The number one cause of preventable death after a critical injury is blood loss, which can be minimized by taking three quick actions. To date, over 1.5 million people worldwide have learned how to perform these actions to stop the bleeding in a severely injured person. “As a trauma center, one of our main priorities is to prevent trauma in the first place, but also to prevent loss of life when trauma does occur,” said Heather Erickson, trauma coordinator for AHN Grove City. “Instructing everyone we possibly can on how to perform Stop the Bleed® is one of the most effective ways to do that.”

Stop the Bleed® emphasizes that anyone can find themselves that person who is closest to a bleeding victim due to an accident or disaster, and the one who’s most likely to save him or her from bleeding to death. By teaching people how to address an actively bleeding wound through proper placement of a makeshift tourniquet, application of direct pressure or packing, bystanders become empowered first responders. 

For interested organizations, AHN Grove City will provide a Stop the Bleed® training course as well as a Public Access Bleeding Control Kit of life-saving bleeding control equipment, such as tourniquets, pressure dressings and gauze bandages.
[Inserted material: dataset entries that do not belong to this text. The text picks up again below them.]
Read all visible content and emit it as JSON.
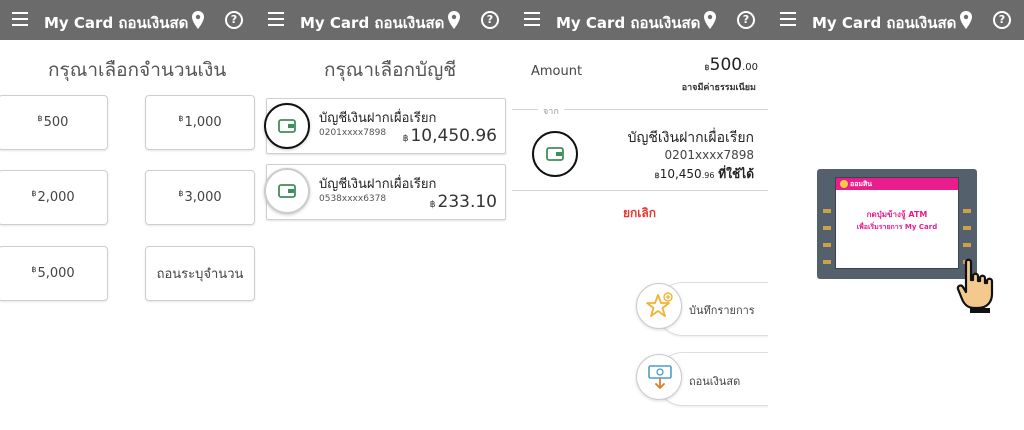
{
  "app": {
    "title": "My Card ถอนเงินสด",
    "help_symbol": "?"
  },
  "currency_symbol": "฿",
  "panel1": {
    "heading": "กรุณาเลือกจำนวนเงิน",
    "amounts": [
      {
        "value": "500"
      },
      {
        "value": "1,000"
      },
      {
        "value": "2,000"
      },
      {
        "value": "3,000"
      },
      {
        "value": "5,000"
      }
    ],
    "custom_label": "ถอนระบุจำนวน"
  },
  "panel2": {
    "heading": "กรุณาเลือกบัญชี",
    "accounts": [
      {
        "name": "บัญชีเงินฝากเผื่อเรียก",
        "number": "0201xxxx7898",
        "balance": "10,450.96"
      },
      {
        "name": "บัญชีเงินฝากเผื่อเรียก",
        "number": "0538xxxx6378",
        "balance": "233.10"
      }
    ]
  },
  "panel3": {
    "amount_label": "Amount",
    "amount_main": "500",
    "amount_decimals": ".00",
    "fee_note": "อาจมีค่าธรรมเนียม",
    "from_label": "จาก",
    "account_name": "บัญชีเงินฝากเผื่อเรียก",
    "account_number": "0201xxxx7898",
    "available_main": "10,450",
    "available_decimals": ".96",
    "available_suffix": "ที่ใช้ได้",
    "cancel_label": "ยกเลิก",
    "actions": [
      {
        "label": "บันทึกรายการ"
      },
      {
        "label": "ถอนเงินสด"
      }
    ]
  },
  "panel4": {
    "bank_logo_text": "ออมสิน",
    "instruction_line1": "กดปุ่มข้างจู้ ATM",
    "instruction_line2": "เพื่อเริ่มรายการ My Card"
  },
  "colors": {
    "topbar": "#6b6b6b",
    "cancel": "#e53935",
    "atm_pink": "#e91e8c",
    "star_gold": "#f2b233",
    "wallet_green": "#3f8f5a"
  }
}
There is no charge for the kit or the training course, which will be conducted by a certified Stop the Bleed® instructor, and may be scheduled by contacting Heather Erickson at [email protected]

Organizations, including schools, churches, companies or agencies across Mercer, Crawford, Lawrence or Clarion Counties are encouraged to take advantage of this potentially life-saving program.